Abstract:  The gut microbiota plays many important roles in livestock, such as pathogen protection, immune system development, and improving host nutrition. Chickens raised in commercial farms are unusual, in that they are normally raised without contact with a maternal hen. The development and composition of their microbiota is therefore quite different from other animals, who acquire much of their microbiota from their mother. In this seminar I will discuss my work in both commercial chicken breeds and in indigenous Ethiopian village chickens. In commercial breeds, we have found that the gut microbiota has a low diversity, and is dominated by clostridial species. Many of these clostridial species are also abundant across European poultry farms. In contrast, maternally-raised, indigenous Ethiopian chickens are colonised by a far more diverse microbiota that varies based on climate. We have constructed the genomes of hundreds of novel bacterial species from both commercial and indigenous birds. These genomes encode diverse carbohydrate degrading enzymes and metabolic pathways for the fermentation of various forms of fibre, highlighting their importance in fermenting indigestible carbohydrates. Our findings demonstrate the value of conducting microbiota studies in less investigated livestock populations, and highlight the need for further research in indigenous livestock from other regions. 

We will also provide a zoom stream of the seminar but we encourage everyone to please turn up in person. 

Zoom:

https://uofglasgow.zoom.us/j/83264999074?pwd=VEd5ZXJPKzh0SXlJWFZmaFYzQllDZz09

Meeting ID: 832 6499 9074

Passcode: 102506

Host: Dr Jess Clark

Professor Pete Edmunds - Wednesday 28th of September at 1PM, Graham Kerr Building, Room LT1 (with zoom option)

Dr Edmunds did his PhD here at the University of Glasgow in 1986 with Peter-Spencer Davies and is keen to speak with current graduate students. Prof. Edmunds will be around after the seminar and we will also be organising a meeting with graduate students (Masters and PhD) for after the seminar, and also meetings with interested staff. 

Title: Four decades of change on coral reefs in the Caribbean and South Pacific: A long series of unfortunate events

Abstract: The contemporary coral reef crisis presents modern coral reefs in a homogeneous state of greatly reduced coral cover, enhanced macroalgal abundance, and depleted fish populations.

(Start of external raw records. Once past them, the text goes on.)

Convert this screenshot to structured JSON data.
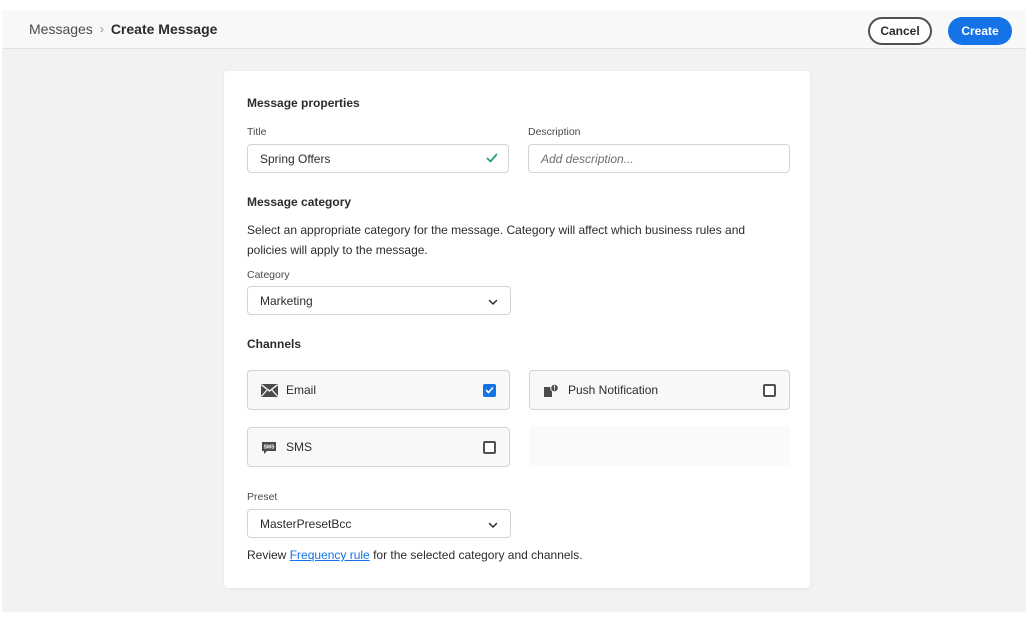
{
  "breadcrumb": {
    "root": "Messages",
    "separator": "›",
    "current": "Create Message"
  },
  "header_actions": {
    "cancel_label": "Cancel",
    "create_label": "Create"
  },
  "message_properties": {
    "heading": "Message properties",
    "title_label": "Title",
    "title_value": "Spring Offers",
    "description_label": "Description",
    "description_placeholder": "Add description..."
  },
  "message_category": {
    "heading": "Message category",
    "description": "Select an appropriate category for the message. Category will affect which business rules and policies will apply to the message.",
    "category_label": "Category",
    "category_value": "Marketing"
  },
  "channels": {
    "heading": "Channels",
    "items": [
      {
        "label": "Email",
        "icon": "envelope-icon",
        "checked": true
      },
      {
        "label": "Push Notification",
        "icon": "push-notification-icon",
        "checked": false
      },
      {
        "label": "SMS",
        "icon": "sms-icon",
        "checked": false
      }
    ]
  },
  "preset": {
    "label": "Preset",
    "value": "MasterPresetBcc"
  },
  "review": {
    "prefix": "Review ",
    "link": "Frequency rule",
    "suffix": " for the selected category and channels."
  },
  "colors": {
    "accent": "#1473e6",
    "valid_check": "#2d9d78",
    "page_bg": "#f2f2f2"
  }
}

Within the context of the Anthropocene Epoch, this state does not bode well for the future of reefs in warmer seas at lower pH. Explanations of how we got to this point tend to emphasize the role of single disturbances (e.g., bleaching), which suggests that the cause(s) of the crisis, and its possible solutions, might require mitigation of one, or a few, stressors. Using up to four decades of ecological time series data from the shallow reefs of St. John, US Virgin Islands, and Moorea, French Polynesia, I make the case that the present state of coral reefs is: (a) more varied than often is described, and (b) a product of a long series of “unfortunate event” that have interactive and cascading effects that will be highly challenging to reverse. Yet, despite the gloomy state of modern reefs, a deeper understanding of coral ecology, and emerging functional analyses of scleractinian corals, reveals ways through which at least some corals might persist in a rapidly changing world.

We will also provide a zoom stream of the seminar but we encourage everyone to turn up in person. 

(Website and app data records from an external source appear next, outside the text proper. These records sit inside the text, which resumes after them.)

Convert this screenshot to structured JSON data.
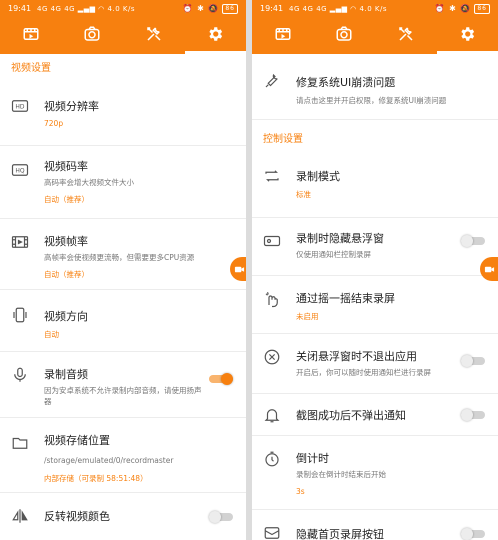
{
  "theme": {
    "accent": "#f7800f",
    "divider": "#ececec"
  },
  "status_bar": {
    "time": "19:41",
    "signal_text": "4G 4G 4G ▂▄▆ ◠ 4.0 K/s",
    "right_icons": "⏰ ✱ 🔕",
    "battery": "86"
  },
  "tabs": [
    {
      "label": "video-list",
      "icon": "film-icon",
      "active": false
    },
    {
      "label": "screenshot",
      "icon": "camera-icon",
      "active": false
    },
    {
      "label": "tools",
      "icon": "tools-icon",
      "active": false
    },
    {
      "label": "settings",
      "icon": "gear-icon",
      "active": true
    }
  ],
  "left": {
    "section_title": "视频设置",
    "items": [
      {
        "icon": "hd-icon",
        "title": "视频分辨率",
        "value": "720p"
      },
      {
        "icon": "hq-icon",
        "title": "视频码率",
        "subtitle": "高码率会增大视频文件大小",
        "value": "自动（推荐）"
      },
      {
        "icon": "film-strip-icon",
        "title": "视频帧率",
        "subtitle": "高帧率会使视频更流畅，但需要更多CPU资源",
        "value": "自动（推荐）"
      },
      {
        "icon": "phone-rotate-icon",
        "title": "视频方向",
        "value": "自动"
      },
      {
        "icon": "microphone-icon",
        "title": "录制音频",
        "subtitle": "因为安卓系统不允许录制内部音频，请使用扬声器",
        "toggle": true
      },
      {
        "icon": "folder-icon",
        "title": "视频存储位置",
        "subtitle": "/storage/emulated/0/recordmaster",
        "value": "内部存储（可录制 58:51:48）"
      },
      {
        "icon": "flip-icon",
        "title": "反转视频颜色",
        "toggle": false
      }
    ]
  },
  "right": {
    "items_top": [
      {
        "icon": "wrench-icon",
        "title": "修复系统UI崩溃问题",
        "subtitle": "请点击这里并开启权限，修复系统UI崩溃问题"
      }
    ],
    "section_title": "控制设置",
    "items": [
      {
        "icon": "loop-icon",
        "title": "录制模式",
        "value": "标准"
      },
      {
        "icon": "floating-window-icon",
        "title": "录制时隐藏悬浮窗",
        "subtitle": "仅使用通知栏控制录屏",
        "toggle": false
      },
      {
        "icon": "shake-icon",
        "title": "通过摇一摇结束录屏",
        "value": "未启用"
      },
      {
        "icon": "close-circle-icon",
        "title": "关闭悬浮窗时不退出应用",
        "subtitle": "开启后，你可以随时使用通知栏进行录屏",
        "toggle": false
      },
      {
        "icon": "bell-icon",
        "title": "截图成功后不弹出通知",
        "toggle": false
      },
      {
        "icon": "timer-icon",
        "title": "倒计时",
        "subtitle": "录制会在倒计时结束后开始",
        "value": "3s"
      },
      {
        "icon": "hide-home-icon",
        "title": "隐藏首页录屏按钮",
        "toggle": false
      }
    ]
  }
}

Zoom:

https://uofglasgow.zoom.us/j/83264999074?pwd=VEd5ZXJPKzh0SXlJWFZmaFYzQllDZz09

Meeting ID: 832 6499 9074

Passcode: 102506

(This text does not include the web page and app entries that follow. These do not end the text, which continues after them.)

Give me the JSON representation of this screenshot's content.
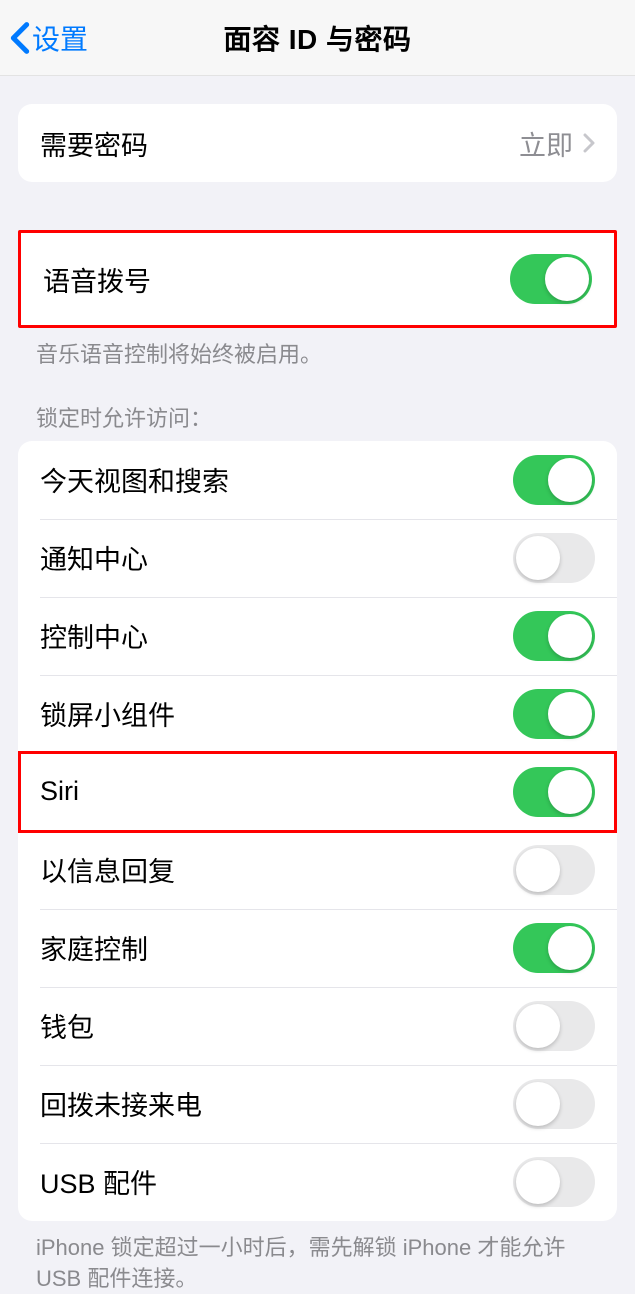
{
  "nav": {
    "back_label": "设置",
    "title": "面容 ID 与密码"
  },
  "require_passcode": {
    "label": "需要密码",
    "value": "立即"
  },
  "voice_dial": {
    "label": "语音拨号",
    "footnote": "音乐语音控制将始终被启用。"
  },
  "lock_header": "锁定时允许访问：",
  "lock_items": {
    "today": "今天视图和搜索",
    "notif": "通知中心",
    "control": "控制中心",
    "widgets": "锁屏小组件",
    "siri": "Siri",
    "reply": "以信息回复",
    "home": "家庭控制",
    "wallet": "钱包",
    "callback": "回拨未接来电",
    "usb": "USB 配件"
  },
  "usb_footnote": "iPhone 锁定超过一小时后，需先解锁 iPhone 才能允许 USB 配件连接。",
  "toggle_states": {
    "voice_dial": true,
    "today": true,
    "notif": false,
    "control": true,
    "widgets": true,
    "siri": true,
    "reply": false,
    "home": true,
    "wallet": false,
    "callback": false,
    "usb": false
  }
}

External Seminar Schedule 2022-2023

DateTimeSpeakerSpeaker's InstitutionComments
14/09/22 1PM Dr Jean-Michel Fustin University of Manchester Online
28/09/22 1PM Prof Pete Edmunds California State University, Northridge In Person
05/10/22 1PM Laura Glendinning Roslin Institute SULSA Lecture
12/10/22 1PM Al Nisbet Moredun Research Institute In Person
19/10/22 1PM Jorge F Gonzalez Instituto Universitario de Sanidad Animal y Seguridad Alimentaria (IUSA) In Person
26/10/22 4PM Lisa Reynolds University of Calgary  
02/11/22 5PM Prof Kevin Laland University of St Andrews BLB Lecture
09/11/22 1PM Dr Sara Silva Pereira Faculdade de Medicina da Universidade de Lisboa   
16/11/22 1PM Rick Relyea Rensselaer Polytechnic Institute  
23/11/22 1PM Dr Blake Morton University of Hull